The next time you're in Chicago on business, stay at the Claridge and do lunch at the Swan, on the hotel's third floor. There are no distractions behind the shoji screen, just the soothing rhythm of a waterfall. There's no food either. But hey, who ever said lunch had to be about food? The Swan is a massage retreat at this quiet downtown establishment, and like the guest rooms and cozy lobby, it's part of what gives the Claridge the je ne sais quoi that manager Michael Wathen calls "a point of view." The point, he says, is to take a load off, take the edge off business and feel at home among friends--as opposed to jostling a bunch of other suits in a convention center-size lobby littered with bad art. Says Wathen: "We're the anti-Hyatt."
The Claridge is among the swelling ranks of small, upscale American hotels with fine art on all floors and an attitude to match. From Los Angeles to Boston, New York to New Orleans, these are places that offer attentive, discreet service, and lots of it. Their mission is to out-boutique the boutiques and, by the way, allow you to get a little work done. Call them the "biztique" hotels. Also call them expensive.
The small luxury hotels are not necessarily new, and even if they are, the management would rather you thought they had been around forever. XV Beacon in Boston, for example, opened for New Year's 2000, yet because it is nestled among the cobblestones and brick Federal architecture of Beacon Hill, it would never occur to you before entering that each of its bathrooms sports a flat-screen Bloomberg News display. The 61-room hotel's only exterior signature is its gold nameplate: xv beacon. By contrast, the Soniat House in New Orleans is draped in its history: it was created from adjoining Creole town houses that date back to the early 19th century. Houston's Colombe d'Or began in 1923 as the Prairie-style mansion of Humble Oil founder W.W. Fondren. Like Soniat House, it exudes Old World elegance--and offers Internet access.

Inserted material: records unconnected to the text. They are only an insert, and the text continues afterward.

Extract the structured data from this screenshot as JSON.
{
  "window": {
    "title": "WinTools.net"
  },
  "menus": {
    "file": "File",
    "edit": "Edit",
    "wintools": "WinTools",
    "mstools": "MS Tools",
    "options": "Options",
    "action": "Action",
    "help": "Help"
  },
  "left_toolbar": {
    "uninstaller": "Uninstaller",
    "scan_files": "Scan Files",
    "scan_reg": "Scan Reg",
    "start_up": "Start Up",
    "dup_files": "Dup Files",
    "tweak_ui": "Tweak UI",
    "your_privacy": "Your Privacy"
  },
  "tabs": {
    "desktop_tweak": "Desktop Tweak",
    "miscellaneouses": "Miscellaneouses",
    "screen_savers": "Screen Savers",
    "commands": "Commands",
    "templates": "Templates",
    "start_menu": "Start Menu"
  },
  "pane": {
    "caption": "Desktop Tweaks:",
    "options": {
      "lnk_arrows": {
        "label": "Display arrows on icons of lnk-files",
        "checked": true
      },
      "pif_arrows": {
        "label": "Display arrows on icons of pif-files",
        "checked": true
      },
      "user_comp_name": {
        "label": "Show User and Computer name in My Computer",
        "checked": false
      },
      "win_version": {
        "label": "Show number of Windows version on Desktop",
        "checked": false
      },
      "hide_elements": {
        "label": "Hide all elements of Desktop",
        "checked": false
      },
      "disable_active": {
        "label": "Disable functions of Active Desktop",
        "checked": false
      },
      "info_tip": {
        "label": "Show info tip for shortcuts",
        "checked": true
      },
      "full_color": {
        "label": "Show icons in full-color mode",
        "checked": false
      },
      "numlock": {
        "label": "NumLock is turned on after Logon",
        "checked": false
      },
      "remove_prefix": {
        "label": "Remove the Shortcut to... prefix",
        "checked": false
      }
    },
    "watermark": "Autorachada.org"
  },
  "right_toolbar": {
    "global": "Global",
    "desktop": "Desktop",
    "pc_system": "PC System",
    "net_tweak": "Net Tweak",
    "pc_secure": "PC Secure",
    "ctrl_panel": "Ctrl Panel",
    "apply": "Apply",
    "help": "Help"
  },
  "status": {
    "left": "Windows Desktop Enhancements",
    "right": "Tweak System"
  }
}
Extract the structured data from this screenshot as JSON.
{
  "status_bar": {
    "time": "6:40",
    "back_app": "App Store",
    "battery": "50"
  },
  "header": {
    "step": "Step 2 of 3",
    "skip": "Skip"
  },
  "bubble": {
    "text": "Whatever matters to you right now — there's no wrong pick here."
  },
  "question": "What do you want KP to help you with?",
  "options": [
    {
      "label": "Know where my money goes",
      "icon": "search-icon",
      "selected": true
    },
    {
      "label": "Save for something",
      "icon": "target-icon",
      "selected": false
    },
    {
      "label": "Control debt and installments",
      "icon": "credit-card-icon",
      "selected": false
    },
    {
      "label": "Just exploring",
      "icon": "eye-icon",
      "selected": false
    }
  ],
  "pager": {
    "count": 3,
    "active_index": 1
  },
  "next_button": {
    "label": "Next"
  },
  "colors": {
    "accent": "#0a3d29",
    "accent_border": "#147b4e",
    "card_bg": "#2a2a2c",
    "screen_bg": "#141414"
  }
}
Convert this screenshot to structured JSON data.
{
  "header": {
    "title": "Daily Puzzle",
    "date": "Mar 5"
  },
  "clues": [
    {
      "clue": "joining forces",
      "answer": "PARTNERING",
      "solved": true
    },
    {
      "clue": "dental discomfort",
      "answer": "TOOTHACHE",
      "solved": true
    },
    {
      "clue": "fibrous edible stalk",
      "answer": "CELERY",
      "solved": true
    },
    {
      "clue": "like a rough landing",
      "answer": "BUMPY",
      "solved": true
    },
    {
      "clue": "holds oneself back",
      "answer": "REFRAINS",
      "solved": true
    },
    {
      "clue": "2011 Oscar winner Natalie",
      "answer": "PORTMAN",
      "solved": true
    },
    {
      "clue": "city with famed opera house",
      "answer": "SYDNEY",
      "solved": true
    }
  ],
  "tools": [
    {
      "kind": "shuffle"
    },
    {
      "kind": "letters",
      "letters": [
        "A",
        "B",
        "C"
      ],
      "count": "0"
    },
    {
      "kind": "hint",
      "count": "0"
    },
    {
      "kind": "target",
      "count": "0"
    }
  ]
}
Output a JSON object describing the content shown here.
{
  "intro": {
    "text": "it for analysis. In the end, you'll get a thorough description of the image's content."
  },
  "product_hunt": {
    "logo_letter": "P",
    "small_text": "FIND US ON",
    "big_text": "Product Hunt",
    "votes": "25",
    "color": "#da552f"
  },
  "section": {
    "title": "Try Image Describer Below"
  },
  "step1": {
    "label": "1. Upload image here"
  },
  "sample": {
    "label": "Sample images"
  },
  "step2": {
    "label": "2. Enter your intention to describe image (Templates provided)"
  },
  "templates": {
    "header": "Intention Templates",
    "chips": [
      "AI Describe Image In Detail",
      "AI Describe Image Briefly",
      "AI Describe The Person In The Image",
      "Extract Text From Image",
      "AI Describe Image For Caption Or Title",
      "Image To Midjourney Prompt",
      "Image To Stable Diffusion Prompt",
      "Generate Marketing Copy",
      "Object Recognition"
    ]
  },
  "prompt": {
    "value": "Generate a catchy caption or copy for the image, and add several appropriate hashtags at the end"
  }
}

Do not mistake these gems for the headline-grabbing, designer showcases for the stars (do the Paramount and the Mondrian ring any bells?). These luxury hotels don't want you to know who stays there. The Lowell, for instance, is an elegant 17-story building adjacent to Revlon billionaire Ronald Perelman's mansion on Manhattan's Upper East Side. Although the Lowell caters to members of the same crowd you might find around the pool at the Mondrian, it is the behind-the-scenes movers and shakers who retire to the understated salons of the Lowell. "Our guests are from the worlds of film, fashion, finance and publishing," says sales-and-marketing director Lynne Davis. "They stay here because it feels like a home away from home." Translation: it has great security. So does XV Beacon, where you need a coded key card to work the elevator.
Hotels in this league offer all the accoutrements of the trendoleums, if not more. New York City's Bryant Park will boast a 70-seat screening room when it opens in May. San Francisco's Lambourne ups the ante on health by putting an exercise machine--a treadmill, bike or StairMaster--in every suite. (Work up a sweat, and try one of the algae shakes from room service.) The Lowell's "gym suite" has one of two bedrooms given over to a complete exercise center, including a balance bar.